I spent a lot of time working in the aged care industry, in Australia, last year - I was told a couple of weeks ago, that as a result of listening to me and seeing how I worked, Aged Care Queensland now used Google Docs to collaborate and Skype to run conference calls - a little step, but a very significant one , to my mind.

Leigh Blackall said...

Hi Sarah, it could be though - you've tapped into the 1% in that sector... at Otago Polytrchnic there are 400 staff. I'd say 4 staff are using networked learning to any real measure, yes?

You've all probably seen this by now, is new to me:

Alexander Hayes said...

Ho hum.

Some people must be incredibly bored and disenfranchised with their own lives to be agreeing with you Leigh.

Why not just leave the whinging bits behind and stand forward in leader mode with the opportunity you have and show everyone what your made of ?

It's ok to lament or have expected more or lost your way amongst the cacophony of the web but for gods sake please realise that your Phd will suffer marekedly if your going to go down the path of lamenting life due to 'institution' when in fact your strength is in unifying them.

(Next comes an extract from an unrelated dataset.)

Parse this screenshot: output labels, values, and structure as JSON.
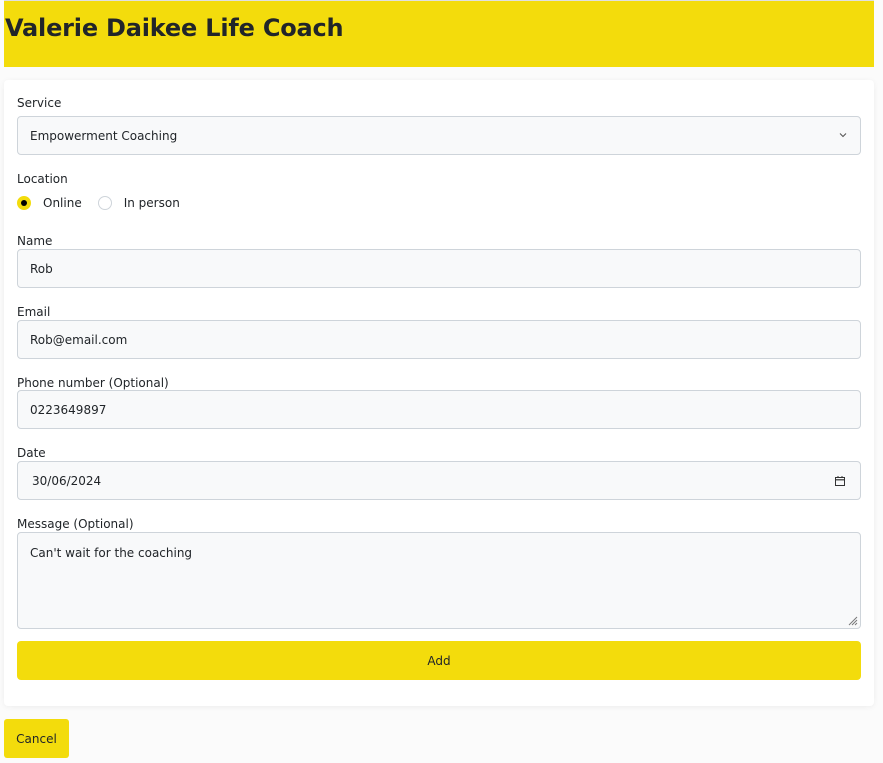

Blah blah.....says he with a blank research tab and a distaste for serial open ( and shut ) basket cases - http://alexanderhayes.com/2010/02/open-everything/

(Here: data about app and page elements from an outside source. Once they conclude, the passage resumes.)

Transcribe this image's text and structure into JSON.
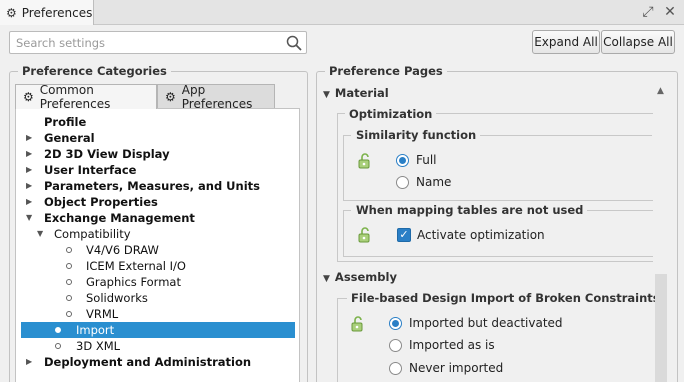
{
  "window": {
    "title": "Preferences",
    "icons": [
      "expand-icon",
      "close-icon"
    ]
  },
  "search": {
    "placeholder": "Search settings",
    "value": ""
  },
  "toolbar": {
    "expand_all": "Expand All",
    "collapse_all": "Collapse All"
  },
  "categories": {
    "group_title": "Preference Categories",
    "tabs": [
      {
        "label": "Common Preferences",
        "active": true
      },
      {
        "label": "App Preferences",
        "active": false
      }
    ],
    "tree": [
      {
        "label": "Profile",
        "bold": true,
        "arrow": "",
        "level": 0
      },
      {
        "label": "General",
        "bold": true,
        "arrow": "right",
        "level": 0
      },
      {
        "label": "2D 3D View Display",
        "bold": true,
        "arrow": "right",
        "level": 0
      },
      {
        "label": "User Interface",
        "bold": true,
        "arrow": "right",
        "level": 0
      },
      {
        "label": "Parameters, Measures, and Units",
        "bold": true,
        "arrow": "right",
        "level": 0
      },
      {
        "label": "Object Properties",
        "bold": true,
        "arrow": "right",
        "level": 0
      },
      {
        "label": "Exchange Management",
        "bold": true,
        "arrow": "down",
        "level": 0
      },
      {
        "label": "Compatibility",
        "bold": false,
        "arrow": "down",
        "level": 1
      },
      {
        "label": "V4/V6 DRAW",
        "bold": false,
        "arrow": "",
        "level": 2,
        "dot": true
      },
      {
        "label": "ICEM External I/O",
        "bold": false,
        "arrow": "",
        "level": 2,
        "dot": true
      },
      {
        "label": "Graphics Format",
        "bold": false,
        "arrow": "",
        "level": 2,
        "dot": true
      },
      {
        "label": "Solidworks",
        "bold": false,
        "arrow": "",
        "level": 2,
        "dot": true
      },
      {
        "label": "VRML",
        "bold": false,
        "arrow": "",
        "level": 2,
        "dot": true
      },
      {
        "label": "Import",
        "bold": false,
        "arrow": "",
        "level": 1,
        "dot": true,
        "selected": true
      },
      {
        "label": "3D XML",
        "bold": false,
        "arrow": "",
        "level": 1,
        "dot": true
      },
      {
        "label": "Deployment and Administration",
        "bold": true,
        "arrow": "right",
        "level": 0
      }
    ]
  },
  "pages": {
    "group_title": "Preference Pages",
    "material": {
      "title": "Material",
      "optimization_title": "Optimization",
      "similarity": {
        "title": "Similarity function",
        "options": [
          {
            "label": "Full",
            "selected": true
          },
          {
            "label": "Name",
            "selected": false
          }
        ]
      },
      "mapping": {
        "title": "When mapping tables are not used",
        "checkbox_label": "Activate optimization",
        "checked": true
      }
    },
    "assembly": {
      "title": "Assembly",
      "broken": {
        "title": "File-based Design Import of Broken Constraints",
        "options": [
          {
            "label": "Imported but deactivated",
            "selected": true
          },
          {
            "label": "Imported as is",
            "selected": false
          },
          {
            "label": "Never imported",
            "selected": false
          }
        ]
      }
    }
  },
  "colors": {
    "accent": "#2a7fc6",
    "selection": "#2a8fd0",
    "lock": "#7bb24a"
  }
}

Nancy White said...

I think change from within the education sector has to be triangulated from outside. Change at a system level. So while you are plugging away internally, what are the external forces that can also triangulate and catalyze change?

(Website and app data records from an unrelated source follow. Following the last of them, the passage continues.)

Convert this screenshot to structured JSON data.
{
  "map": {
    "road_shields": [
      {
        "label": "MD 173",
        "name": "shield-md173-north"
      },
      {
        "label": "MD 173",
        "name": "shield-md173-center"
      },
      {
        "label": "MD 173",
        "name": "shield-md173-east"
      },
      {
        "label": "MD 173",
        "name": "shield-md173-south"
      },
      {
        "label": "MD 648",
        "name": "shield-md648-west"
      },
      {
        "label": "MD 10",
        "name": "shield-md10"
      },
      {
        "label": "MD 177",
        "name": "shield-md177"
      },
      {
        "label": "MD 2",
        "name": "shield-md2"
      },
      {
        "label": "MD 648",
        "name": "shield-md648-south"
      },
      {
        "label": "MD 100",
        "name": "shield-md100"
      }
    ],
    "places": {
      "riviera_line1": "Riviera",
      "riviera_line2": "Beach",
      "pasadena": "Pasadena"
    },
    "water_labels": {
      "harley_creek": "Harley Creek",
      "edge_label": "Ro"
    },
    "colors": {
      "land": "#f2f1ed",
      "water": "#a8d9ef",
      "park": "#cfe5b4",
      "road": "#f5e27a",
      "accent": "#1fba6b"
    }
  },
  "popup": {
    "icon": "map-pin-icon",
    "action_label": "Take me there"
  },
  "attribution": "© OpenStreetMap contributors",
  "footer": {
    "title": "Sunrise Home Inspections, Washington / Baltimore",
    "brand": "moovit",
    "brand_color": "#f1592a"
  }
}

UNCISS said...

Good reminder of our BBQ talk down my the Murrumbidgee River Nancy. This does remind me of something I should be doing...

Nancy White said...

So what should you be doing?

Leigh Blackall said...

Seeking comment from 2 projects in Australia:
1. Creative Commons Australia
2. Gov 2.0 Task force

Trouble is, last time I triaglated, the external agency sucked me and the Institution into a relationship that compromised the original vision. Usual bandwagon riding.. the trick with it is getting a third party endorsement without that leading to an over committed relationship with that agency. The effort of developing open education and research practices using social media out to be enough in itself. A university in Australia attempting this should be big news to agencies such as these.. who in their own right are trying to drive change.

Nancy White said...

Leigh, perhaps thinking about triangulating with a network, rather than an institution. This taps the people in institutions (and outside) rather than the "institution" itself. Does that make any sense?

Of course, the risk is always there that they won't agree. ;-)

Leigh Blackall said...

Yes, you're right.. but my networking abilities are limited. I can network reasonably well online, and through blogging as the range of comments here show in some way, but 2 things break its effectiveness for assisting change.

1. Almost everything the online network discusses, stays online. Very few of us make the effort to visit each other, least of all in a work context that helps apply pressure for change. These visits are often critical however! Nancy giving a guest talk to my bosses could do more to remove barriers than 2 years smacking my head on a wall of barbed wire could do. Mike from UNSW talking with my team could achieve more motivational gains here at UC than each of us achieve in our own settings.

2. The online network in Australia and New Zealand has always been weak in comparison to that in the US and Canada. The preference to lurk, not speak up, cut tall poppies, and avert controversy are a problem that make point 1 even more difficult.

But your right to suggest a network may be more effective. I'm just not feeling connected to one any more.

Nancy White said...

It is interesting your observation about the power of an outside voice to influence. I find this happens too. You can't be a prophet in your own lands, eh?

The observation about online staying online intrigues me. I need to reflect on that a bit.